Why is it important [to our customers] [to our organization] [to you] to take those actions?

What will be the benefits [to our customers] [to our organization] [to you] of taking those actions?

In each case, to achieve the best performance improvement results from your coaching ASK first, then ADD your own thoughts and suggestions.  You’ll often have to ask a number of clarifying questions when your team member responds to fully “think through” their responses together.  Some clarifiers to ask:

When you say [repeat their specific words], what do you mean?

Tell me more…

For example…?

What will be the upsides of taking that action? What are the potential downsides?  (discuss and resolve any downsides)

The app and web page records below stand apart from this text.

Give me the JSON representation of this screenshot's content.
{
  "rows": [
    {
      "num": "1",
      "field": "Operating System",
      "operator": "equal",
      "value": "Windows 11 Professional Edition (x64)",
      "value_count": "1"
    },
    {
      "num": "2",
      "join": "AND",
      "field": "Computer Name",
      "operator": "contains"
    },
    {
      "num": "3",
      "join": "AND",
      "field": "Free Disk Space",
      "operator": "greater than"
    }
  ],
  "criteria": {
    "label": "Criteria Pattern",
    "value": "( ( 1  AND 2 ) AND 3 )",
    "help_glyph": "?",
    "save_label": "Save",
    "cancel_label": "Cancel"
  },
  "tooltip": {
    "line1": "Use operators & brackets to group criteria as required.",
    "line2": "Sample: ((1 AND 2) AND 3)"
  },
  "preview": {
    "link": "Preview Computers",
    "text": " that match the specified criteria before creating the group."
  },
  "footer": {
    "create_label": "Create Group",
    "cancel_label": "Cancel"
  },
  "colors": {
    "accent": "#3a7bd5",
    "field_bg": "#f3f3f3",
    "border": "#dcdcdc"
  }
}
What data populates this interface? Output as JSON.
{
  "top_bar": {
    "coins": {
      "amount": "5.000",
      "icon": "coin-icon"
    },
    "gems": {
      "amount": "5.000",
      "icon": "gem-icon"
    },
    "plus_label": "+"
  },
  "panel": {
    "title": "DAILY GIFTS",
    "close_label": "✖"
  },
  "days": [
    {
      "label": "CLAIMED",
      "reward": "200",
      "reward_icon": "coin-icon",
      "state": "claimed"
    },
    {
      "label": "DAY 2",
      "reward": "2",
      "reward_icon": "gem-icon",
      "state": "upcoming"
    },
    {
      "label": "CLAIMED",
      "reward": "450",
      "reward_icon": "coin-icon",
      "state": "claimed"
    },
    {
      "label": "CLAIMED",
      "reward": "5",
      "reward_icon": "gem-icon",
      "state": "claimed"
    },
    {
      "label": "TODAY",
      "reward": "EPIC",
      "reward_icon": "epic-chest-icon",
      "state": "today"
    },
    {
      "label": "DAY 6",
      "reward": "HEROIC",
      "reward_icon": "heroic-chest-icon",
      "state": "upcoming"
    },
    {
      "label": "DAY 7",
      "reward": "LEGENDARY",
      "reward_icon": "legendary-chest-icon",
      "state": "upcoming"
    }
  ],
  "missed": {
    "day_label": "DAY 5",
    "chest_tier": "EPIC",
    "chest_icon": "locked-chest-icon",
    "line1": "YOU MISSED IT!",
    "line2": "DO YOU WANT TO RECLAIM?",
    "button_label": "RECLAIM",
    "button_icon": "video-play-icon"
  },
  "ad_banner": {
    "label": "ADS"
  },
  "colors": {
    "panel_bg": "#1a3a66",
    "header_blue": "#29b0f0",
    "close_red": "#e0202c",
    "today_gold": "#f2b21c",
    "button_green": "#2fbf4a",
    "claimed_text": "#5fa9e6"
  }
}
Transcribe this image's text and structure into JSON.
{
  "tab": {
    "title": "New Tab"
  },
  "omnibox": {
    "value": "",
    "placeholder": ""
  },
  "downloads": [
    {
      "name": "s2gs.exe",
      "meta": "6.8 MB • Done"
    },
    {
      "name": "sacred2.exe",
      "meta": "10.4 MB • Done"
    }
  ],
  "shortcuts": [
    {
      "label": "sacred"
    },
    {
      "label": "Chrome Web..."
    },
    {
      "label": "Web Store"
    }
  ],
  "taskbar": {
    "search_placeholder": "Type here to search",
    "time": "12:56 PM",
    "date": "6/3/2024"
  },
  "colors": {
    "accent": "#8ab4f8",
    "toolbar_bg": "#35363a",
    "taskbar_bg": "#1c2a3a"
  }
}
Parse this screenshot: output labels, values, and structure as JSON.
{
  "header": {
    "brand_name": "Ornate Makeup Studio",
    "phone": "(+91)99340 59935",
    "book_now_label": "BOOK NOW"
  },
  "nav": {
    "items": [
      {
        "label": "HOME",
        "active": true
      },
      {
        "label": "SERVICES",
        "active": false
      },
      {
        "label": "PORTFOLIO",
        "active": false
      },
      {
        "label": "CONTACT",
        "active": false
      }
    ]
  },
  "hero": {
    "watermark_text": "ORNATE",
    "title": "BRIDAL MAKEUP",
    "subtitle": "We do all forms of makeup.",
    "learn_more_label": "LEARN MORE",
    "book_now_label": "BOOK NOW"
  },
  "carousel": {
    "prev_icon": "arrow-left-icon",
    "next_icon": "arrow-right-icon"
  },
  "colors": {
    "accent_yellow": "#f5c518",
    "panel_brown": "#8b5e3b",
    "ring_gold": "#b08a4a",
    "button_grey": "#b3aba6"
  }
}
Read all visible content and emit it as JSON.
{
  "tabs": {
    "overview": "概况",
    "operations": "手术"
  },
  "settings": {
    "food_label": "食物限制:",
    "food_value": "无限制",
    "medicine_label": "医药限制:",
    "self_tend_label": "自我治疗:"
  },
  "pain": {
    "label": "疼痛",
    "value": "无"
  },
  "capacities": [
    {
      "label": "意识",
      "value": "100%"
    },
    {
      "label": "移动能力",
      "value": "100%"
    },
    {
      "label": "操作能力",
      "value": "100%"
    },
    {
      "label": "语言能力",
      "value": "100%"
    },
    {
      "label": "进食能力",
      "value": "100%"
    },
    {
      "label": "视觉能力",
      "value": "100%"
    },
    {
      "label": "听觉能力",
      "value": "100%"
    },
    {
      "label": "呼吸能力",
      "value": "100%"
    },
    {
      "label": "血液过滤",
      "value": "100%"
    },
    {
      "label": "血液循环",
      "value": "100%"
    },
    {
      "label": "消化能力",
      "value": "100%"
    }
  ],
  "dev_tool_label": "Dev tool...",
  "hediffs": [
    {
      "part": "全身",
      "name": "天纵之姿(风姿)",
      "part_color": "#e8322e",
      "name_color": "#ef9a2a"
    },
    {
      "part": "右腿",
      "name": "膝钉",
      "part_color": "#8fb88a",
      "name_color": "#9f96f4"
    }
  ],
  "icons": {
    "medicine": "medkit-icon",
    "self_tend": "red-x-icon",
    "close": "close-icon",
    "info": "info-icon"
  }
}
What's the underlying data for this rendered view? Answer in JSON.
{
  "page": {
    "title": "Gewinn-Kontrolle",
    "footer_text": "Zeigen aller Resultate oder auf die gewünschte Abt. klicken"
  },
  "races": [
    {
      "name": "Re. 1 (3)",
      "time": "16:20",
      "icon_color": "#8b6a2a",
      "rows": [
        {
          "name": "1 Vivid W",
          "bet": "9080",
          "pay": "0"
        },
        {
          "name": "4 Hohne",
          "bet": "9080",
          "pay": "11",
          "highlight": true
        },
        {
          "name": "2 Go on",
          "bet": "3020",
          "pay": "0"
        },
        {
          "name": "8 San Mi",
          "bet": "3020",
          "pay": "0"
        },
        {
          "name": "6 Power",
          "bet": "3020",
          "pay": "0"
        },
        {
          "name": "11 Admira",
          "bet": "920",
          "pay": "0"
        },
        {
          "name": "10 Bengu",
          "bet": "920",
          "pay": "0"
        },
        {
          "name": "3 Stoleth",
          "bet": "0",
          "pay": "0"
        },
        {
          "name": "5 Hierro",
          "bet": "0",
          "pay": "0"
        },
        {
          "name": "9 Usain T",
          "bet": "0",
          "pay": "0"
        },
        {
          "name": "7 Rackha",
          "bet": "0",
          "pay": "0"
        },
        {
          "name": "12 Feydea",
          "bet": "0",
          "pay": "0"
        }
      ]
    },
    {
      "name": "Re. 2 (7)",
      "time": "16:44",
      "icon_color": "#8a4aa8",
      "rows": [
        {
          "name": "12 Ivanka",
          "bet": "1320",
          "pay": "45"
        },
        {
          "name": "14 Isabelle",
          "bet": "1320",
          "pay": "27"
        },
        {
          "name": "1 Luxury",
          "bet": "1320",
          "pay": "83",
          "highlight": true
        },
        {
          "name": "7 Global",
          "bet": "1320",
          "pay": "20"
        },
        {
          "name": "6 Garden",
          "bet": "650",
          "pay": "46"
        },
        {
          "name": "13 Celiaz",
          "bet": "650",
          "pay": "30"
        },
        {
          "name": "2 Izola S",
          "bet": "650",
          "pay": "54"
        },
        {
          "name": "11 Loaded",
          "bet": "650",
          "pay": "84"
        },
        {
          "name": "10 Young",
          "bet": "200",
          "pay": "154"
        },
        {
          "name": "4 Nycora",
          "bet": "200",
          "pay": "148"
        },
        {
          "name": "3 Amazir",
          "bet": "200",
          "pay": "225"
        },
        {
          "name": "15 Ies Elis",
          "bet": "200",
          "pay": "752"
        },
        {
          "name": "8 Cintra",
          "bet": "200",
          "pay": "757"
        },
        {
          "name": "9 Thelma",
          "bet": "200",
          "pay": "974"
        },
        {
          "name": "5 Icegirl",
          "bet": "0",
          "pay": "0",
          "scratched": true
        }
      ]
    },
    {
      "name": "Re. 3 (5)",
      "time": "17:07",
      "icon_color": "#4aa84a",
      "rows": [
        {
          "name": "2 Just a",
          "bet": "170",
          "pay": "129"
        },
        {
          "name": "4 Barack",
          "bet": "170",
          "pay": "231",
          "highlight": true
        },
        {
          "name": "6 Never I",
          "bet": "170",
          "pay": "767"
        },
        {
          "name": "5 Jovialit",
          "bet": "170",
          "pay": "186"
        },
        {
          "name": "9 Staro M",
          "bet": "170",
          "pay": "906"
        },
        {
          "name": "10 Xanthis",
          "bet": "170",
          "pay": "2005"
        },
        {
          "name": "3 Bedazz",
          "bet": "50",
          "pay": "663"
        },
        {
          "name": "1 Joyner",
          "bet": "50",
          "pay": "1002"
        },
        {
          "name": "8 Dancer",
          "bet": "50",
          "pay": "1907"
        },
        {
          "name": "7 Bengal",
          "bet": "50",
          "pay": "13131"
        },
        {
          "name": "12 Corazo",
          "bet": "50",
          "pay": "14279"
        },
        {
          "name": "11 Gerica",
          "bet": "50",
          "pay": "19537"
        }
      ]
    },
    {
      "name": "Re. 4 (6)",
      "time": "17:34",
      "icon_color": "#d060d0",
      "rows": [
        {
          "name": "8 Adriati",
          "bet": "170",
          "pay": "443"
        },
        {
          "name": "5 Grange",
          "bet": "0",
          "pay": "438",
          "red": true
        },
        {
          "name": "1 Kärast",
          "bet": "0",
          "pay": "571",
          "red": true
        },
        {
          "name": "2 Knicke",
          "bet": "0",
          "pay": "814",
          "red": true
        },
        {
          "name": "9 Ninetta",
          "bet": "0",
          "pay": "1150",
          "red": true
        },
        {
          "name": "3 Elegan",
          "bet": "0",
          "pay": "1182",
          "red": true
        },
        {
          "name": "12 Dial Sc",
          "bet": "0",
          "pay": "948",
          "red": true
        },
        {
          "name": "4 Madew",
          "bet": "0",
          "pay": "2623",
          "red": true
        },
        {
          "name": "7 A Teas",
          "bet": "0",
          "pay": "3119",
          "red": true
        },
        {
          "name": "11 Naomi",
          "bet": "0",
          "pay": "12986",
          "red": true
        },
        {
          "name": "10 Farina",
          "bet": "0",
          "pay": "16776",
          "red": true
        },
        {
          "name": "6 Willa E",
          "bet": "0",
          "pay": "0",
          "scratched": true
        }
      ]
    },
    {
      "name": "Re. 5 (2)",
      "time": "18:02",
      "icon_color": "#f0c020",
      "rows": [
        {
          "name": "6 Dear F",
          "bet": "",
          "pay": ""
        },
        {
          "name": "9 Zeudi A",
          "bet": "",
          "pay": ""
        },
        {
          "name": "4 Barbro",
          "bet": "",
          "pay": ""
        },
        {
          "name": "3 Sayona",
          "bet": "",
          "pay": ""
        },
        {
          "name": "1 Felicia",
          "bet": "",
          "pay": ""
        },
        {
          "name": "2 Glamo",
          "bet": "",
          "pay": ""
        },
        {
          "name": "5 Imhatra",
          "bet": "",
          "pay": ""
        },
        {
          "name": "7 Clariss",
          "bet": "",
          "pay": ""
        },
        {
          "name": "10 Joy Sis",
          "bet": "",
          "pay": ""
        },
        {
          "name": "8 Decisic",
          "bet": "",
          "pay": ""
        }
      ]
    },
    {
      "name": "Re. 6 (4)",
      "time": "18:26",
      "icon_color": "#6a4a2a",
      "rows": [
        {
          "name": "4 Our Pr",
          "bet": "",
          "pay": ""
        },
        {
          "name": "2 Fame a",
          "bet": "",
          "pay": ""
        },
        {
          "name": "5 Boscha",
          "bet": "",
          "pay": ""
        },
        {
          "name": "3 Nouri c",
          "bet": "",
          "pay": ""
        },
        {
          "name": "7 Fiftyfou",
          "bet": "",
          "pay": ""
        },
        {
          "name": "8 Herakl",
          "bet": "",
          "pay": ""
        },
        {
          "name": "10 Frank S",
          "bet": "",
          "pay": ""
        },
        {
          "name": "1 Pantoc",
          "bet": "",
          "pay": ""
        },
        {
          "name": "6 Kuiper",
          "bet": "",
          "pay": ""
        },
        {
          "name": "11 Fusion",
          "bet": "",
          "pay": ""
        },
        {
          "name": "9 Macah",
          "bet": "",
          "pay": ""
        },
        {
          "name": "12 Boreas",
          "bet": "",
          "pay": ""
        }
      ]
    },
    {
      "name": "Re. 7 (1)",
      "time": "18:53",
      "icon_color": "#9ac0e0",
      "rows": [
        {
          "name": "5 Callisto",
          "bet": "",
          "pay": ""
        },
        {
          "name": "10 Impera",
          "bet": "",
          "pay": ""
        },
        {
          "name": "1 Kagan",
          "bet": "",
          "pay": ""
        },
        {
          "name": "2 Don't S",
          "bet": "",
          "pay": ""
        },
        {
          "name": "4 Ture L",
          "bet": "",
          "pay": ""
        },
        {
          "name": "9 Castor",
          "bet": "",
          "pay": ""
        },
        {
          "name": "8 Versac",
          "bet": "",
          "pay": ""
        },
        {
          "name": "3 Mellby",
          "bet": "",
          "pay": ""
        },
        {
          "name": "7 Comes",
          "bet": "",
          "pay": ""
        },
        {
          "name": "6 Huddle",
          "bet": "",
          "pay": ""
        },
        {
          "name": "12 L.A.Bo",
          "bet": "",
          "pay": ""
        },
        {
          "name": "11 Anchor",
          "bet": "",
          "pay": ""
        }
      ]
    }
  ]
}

And be sure to confirm the points they make that you agree with before adding your own.  This demonstrates that you agree with them and want them to take those actions.

Two Important Reminders

Remember to ALWAYS BE FUTURE-FOCUSED!   Take people into the future, review together what they’ll say/do and why that’s important, and you’re done.  And when you see them say it or do it right in the future tell them about it!

ALWAYS GET SPECIFICS – specific things they’ll say, things they’ll do that will get the outcomes you both agreed upon.

The key is for them to understand what to do, how to do it and why it’s important – and for you to hear them say it.

Coaching in the manner I’ve outlined here will produce wonderful results. It puts both you and your team members on the right track – the track to greater effectiveness (things are done better) and greater efficiency (things are done quicker).  A track of consistent positive performance that leads to greater productivity and greater profits!

Is your employee turnover positive or negative?

Team member turnover takes two forms: 1) It is positive when it is natural [such as retirement] or benefits the remaining team [poor performers leave] or 2) it is negative when it hurts the remaining team [good performers leave].  Some organizations have too much turnover, others don’t have enough.  Losing good people hurts the organization; not losing bad ones hurts almost as much.  Some questions to ask about turnover:

  • Are you losing people you don’t want to lose? If so, why are they leaving (…you’d better fix it)?
  • Are you turning over too many people? If so, why (…your hiring practices may need work)?
  • Are you retaining people you really should be turning over (…letting below average people stay)? If so, why are you settling for this level of performance?
  • What’s the cost of turnover (…the TOTAL cost)? Are you managing this cost as you do other costs?

Direct and indirect costs of turnover

Direct costs of turnover include the cost of separation, recruiting, screening and selection, hiring and orientation, training [in the first year] and lost business [in the first year].

Indirect costs include productivity and profits lost due to increased workload on other team members, lower client engagement, loss of repeat and referral business, lower team member morale and opportunity costs.  There’s also the potential legal exposure associated with turnover.  Indirect costs are much more difficult to determine and are rarely computed.  And they are much higher than direct costs.

As I discuss in my book Maximizing Your ROPI© – Return on Your People Investment, employee turnover can be very costly!  Use my Cost of Turnover Calculator to determine what your turnover is costing you?  You can download it here:  Cost of Turnover Calculator

What’s employee turnover costing you?

As I discuss in my book, employee turnover can be very costly!  Use my Cost of Turnover Calculator to determine what your turnover is costing you?  You can download it here:  Cost of Turnover Calculator

After calculating it, many managers can’t believe how much it is, doubting the results.  If it seems too high, cut it in half.  Still too high, cut it in half again.  I’ll bet the remaining number is still worth doing something about.  Remember, all that money comes right off the bottom line!